Issues with Searle’s “Chinese Room”
John Searle proposes the Chinese Room test and then says that because the test is insufficient to determine a machine’s consciousness, machines can not be consciousness. I have a number of issues with his thesis:
Searle is correct in that his test can not determine consciousness, but he is wrong in concluding that a conscious machine can not exist because his test is impotent. Searle is only proving the inadequacy of his test, it is a straw man argument. He is not proving the inadequacy of all tests or of the feasibility of a conscious machine.
Let’s say we defined consciousness as the process of observing ones immediately previous thoughts in a symbolically meaningful way. With this simple definition a test can be created that would allow us to classify agents as having consciousness. Additionally this definition allows us to simply refute Searle’s test since it is clearly insufficient given this definition. What I mean by that is that per the definition I/O is not enough test the consciousness of an agent, the agent’s internal processes must be examined possibly using something along the lines of advanced fMRI, code inspection etc..
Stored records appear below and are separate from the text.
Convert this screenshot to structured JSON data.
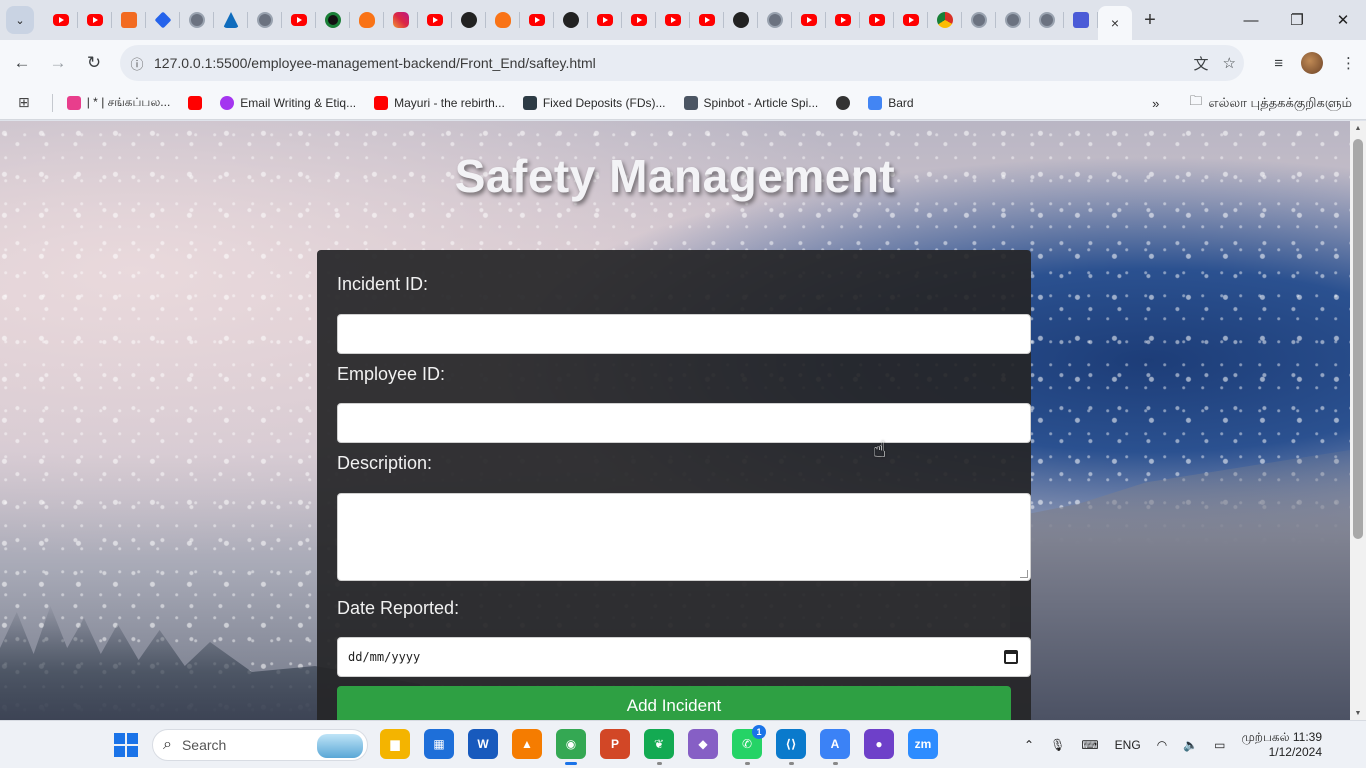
{
  "browser": {
    "active_tab_close": "×",
    "new_tab": "+",
    "window_controls": {
      "minimize": "—",
      "restore": "❐",
      "close": "✕"
    },
    "url": "127.0.0.1:5500/employee-management-backend/Front_End/saftey.html",
    "tab_favicons": [
      "yt",
      "yt",
      "sc",
      "blue",
      "globe",
      "azure",
      "globe",
      "yt",
      "green",
      "fire",
      "ig",
      "yt",
      "gh",
      "fire",
      "yt",
      "gh",
      "yt",
      "yt",
      "yt",
      "yt",
      "gh",
      "globe",
      "yt",
      "yt",
      "yt",
      "yt",
      "chrome",
      "globe",
      "globe",
      "globe",
      "sheet"
    ]
  },
  "bookmarks": {
    "items": [
      {
        "label": "| * | சங்கப்பல...",
        "icon": "bookmark-pink-icon",
        "color": "#e83e8c"
      },
      {
        "label": "",
        "icon": "youtube-icon",
        "color": "#ff0000"
      },
      {
        "label": "Email Writing & Etiq...",
        "icon": "udemy-icon",
        "color": "#a435f0"
      },
      {
        "label": "Mayuri - the rebirth...",
        "icon": "youtube-icon",
        "color": "#ff0000"
      },
      {
        "label": "Fixed Deposits (FDs)...",
        "icon": "ab-icon",
        "color": "#2d3b45"
      },
      {
        "label": "Spinbot - Article Spi...",
        "icon": "spinbot-icon",
        "color": "#4b5563"
      },
      {
        "label": "",
        "icon": "globe-icon",
        "color": "#333333"
      },
      {
        "label": "Bard",
        "icon": "bard-icon",
        "color": "#4285f4"
      }
    ],
    "overflow": "»",
    "all_bookmarks": "எல்லா புத்தகக்குறிகளும்"
  },
  "page": {
    "title": "Safety Management",
    "form": {
      "incident_id_label": "Incident ID:",
      "incident_id_value": "",
      "employee_id_label": "Employee ID:",
      "employee_id_value": "",
      "description_label": "Description:",
      "description_value": "",
      "date_label": "Date Reported:",
      "date_placeholder": "dd/mm/yyyy",
      "submit_label": "Add Incident"
    },
    "colors": {
      "submit": "#2ea043",
      "card": "#262628"
    }
  },
  "taskbar": {
    "search_placeholder": "Search",
    "apps": [
      {
        "name": "file-explorer-icon",
        "color": "#f4b400",
        "glyph": "▆"
      },
      {
        "name": "microsoft-store-icon",
        "color": "#1e6fd9",
        "glyph": "▦"
      },
      {
        "name": "word-icon",
        "color": "#185abd",
        "glyph": "W"
      },
      {
        "name": "vlc-icon",
        "color": "#f57c00",
        "glyph": "▲"
      },
      {
        "name": "chrome-icon",
        "color": "#34a853",
        "glyph": "◉"
      },
      {
        "name": "powerpoint-icon",
        "color": "#d24726",
        "glyph": "P"
      },
      {
        "name": "mongodb-icon",
        "color": "#13aa52",
        "glyph": "❦"
      },
      {
        "name": "visual-studio-icon",
        "color": "#865fc5",
        "glyph": "◆"
      },
      {
        "name": "whatsapp-icon",
        "color": "#25d366",
        "glyph": "✆"
      },
      {
        "name": "vscode-icon",
        "color": "#0a7acc",
        "glyph": "⟨⟩"
      },
      {
        "name": "app-icon",
        "color": "#3b82f6",
        "glyph": "A"
      },
      {
        "name": "github-desktop-icon",
        "color": "#6e40c9",
        "glyph": "●"
      },
      {
        "name": "zoom-icon",
        "color": "#2d8cff",
        "glyph": "zm"
      }
    ],
    "whatsapp_badge": "1",
    "tray": {
      "language": "ENG",
      "time": "முற்பகல் 11:39",
      "date": "1/12/2024"
    }
  }
}
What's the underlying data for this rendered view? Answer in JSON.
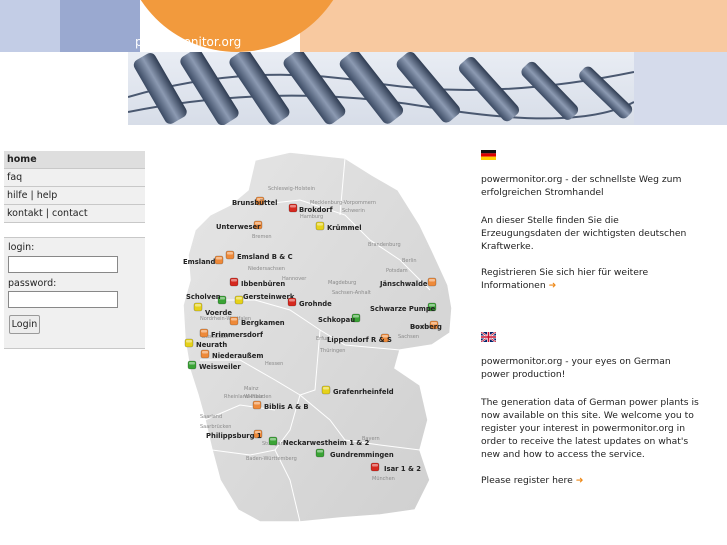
{
  "site": {
    "title": "powermonitor.org"
  },
  "nav": {
    "items": [
      {
        "label": "home",
        "active": true
      },
      {
        "label": "faq"
      },
      {
        "label": "hilfe | help"
      },
      {
        "label": "kontakt | contact"
      }
    ]
  },
  "login": {
    "login_label": "login:",
    "password_label": "password:",
    "button_label": "Login",
    "login_value": "",
    "password_value": ""
  },
  "map": {
    "state_labels": [
      "Schleswig-Holstein",
      "Mecklenburg-Vorpommern",
      "Hamburg",
      "Schwerin",
      "Bremen",
      "Niedersachsen",
      "Hannover",
      "Brandenburg",
      "Berlin",
      "Potsdam",
      "Sachsen-Anhalt",
      "Magdeburg",
      "Nordrhein-Westfalen",
      "Düsseldorf",
      "Sachsen",
      "Dresden",
      "Thüringen",
      "Erfurt",
      "Hessen",
      "Wiesbaden",
      "Rheinland-Pfalz",
      "Mainz",
      "Saarland",
      "Saarbrücken",
      "Bayern",
      "München",
      "Baden-Württemberg",
      "Stuttgart"
    ],
    "plants": [
      {
        "name": "Brunsbüttel",
        "status": "orange"
      },
      {
        "name": "Brokdorf",
        "status": "red"
      },
      {
        "name": "Unterweser",
        "status": "orange"
      },
      {
        "name": "Krümmel",
        "status": "yellow"
      },
      {
        "name": "Emsland",
        "status": "orange"
      },
      {
        "name": "Emsland B & C",
        "status": "orange"
      },
      {
        "name": "Ibbenbüren",
        "status": "red"
      },
      {
        "name": "Scholven",
        "status": "green"
      },
      {
        "name": "Gersteinwerk",
        "status": "yellow"
      },
      {
        "name": "Grohnde",
        "status": "red"
      },
      {
        "name": "Voerde",
        "status": "yellow"
      },
      {
        "name": "Bergkamen",
        "status": "orange"
      },
      {
        "name": "Frimmersdorf",
        "status": "orange"
      },
      {
        "name": "Neurath",
        "status": "yellow"
      },
      {
        "name": "Niederaußem",
        "status": "orange"
      },
      {
        "name": "Weisweiler",
        "status": "green"
      },
      {
        "name": "Jänschwalde",
        "status": "orange"
      },
      {
        "name": "Schwarze Pumpe",
        "status": "green"
      },
      {
        "name": "Schkopau",
        "status": "green"
      },
      {
        "name": "Boxberg",
        "status": "orange"
      },
      {
        "name": "Lippendorf R & S",
        "status": "orange"
      },
      {
        "name": "Grafenrheinfeld",
        "status": "yellow"
      },
      {
        "name": "Biblis A & B",
        "status": "orange"
      },
      {
        "name": "Philippsburg 1",
        "status": "orange"
      },
      {
        "name": "Neckarwestheim 1 & 2",
        "status": "green"
      },
      {
        "name": "Gundremmingen",
        "status": "green"
      },
      {
        "name": "Isar 1 & 2",
        "status": "red"
      }
    ],
    "status_colors": {
      "green": "#3aa335",
      "yellow": "#e6d21a",
      "orange": "#ee8a3a",
      "red": "#d6291f"
    }
  },
  "german": {
    "flag": "de-flag-icon",
    "heading": "powermonitor.org - der schnellste Weg zum erfolgreichen Stromhandel",
    "body": "An dieser Stelle finden Sie die Erzeugungsdaten der wichtigsten deutschen Kraftwerke.",
    "link": "Registrieren Sie sich hier für weitere Informationen"
  },
  "english": {
    "flag": "uk-flag-icon",
    "heading": "powermonitor.org - your eyes on German power production!",
    "body": "The generation data of German power plants is now available on this site. We welcome you to register your interest in powermonitor.org in order to receive the latest updates on what's new and how to access the service.",
    "link": "Please register here"
  },
  "colors": {
    "accent": "#f29a3d",
    "blue": "#9aa9d0",
    "peach": "#f8c9a0"
  }
}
Searle’s argument implicitly assumes that if something is not testable it is not true, this assumption is false. One could easily create the reverse Chinese room argument where there is are 2 Chinese speakers, on on each side of the wall. Since the person outside of the room(having knowledge of the “Chinese room problem”) can not determine if the agent inside the room is machine or human he just as well could conclude that the agent is a machine and does not have consciousness. IE both conclusions are equal probable as Occom’s razor does not apply to this situation. Searle’s conclusion is biased in his favor and is inconsistent with itself.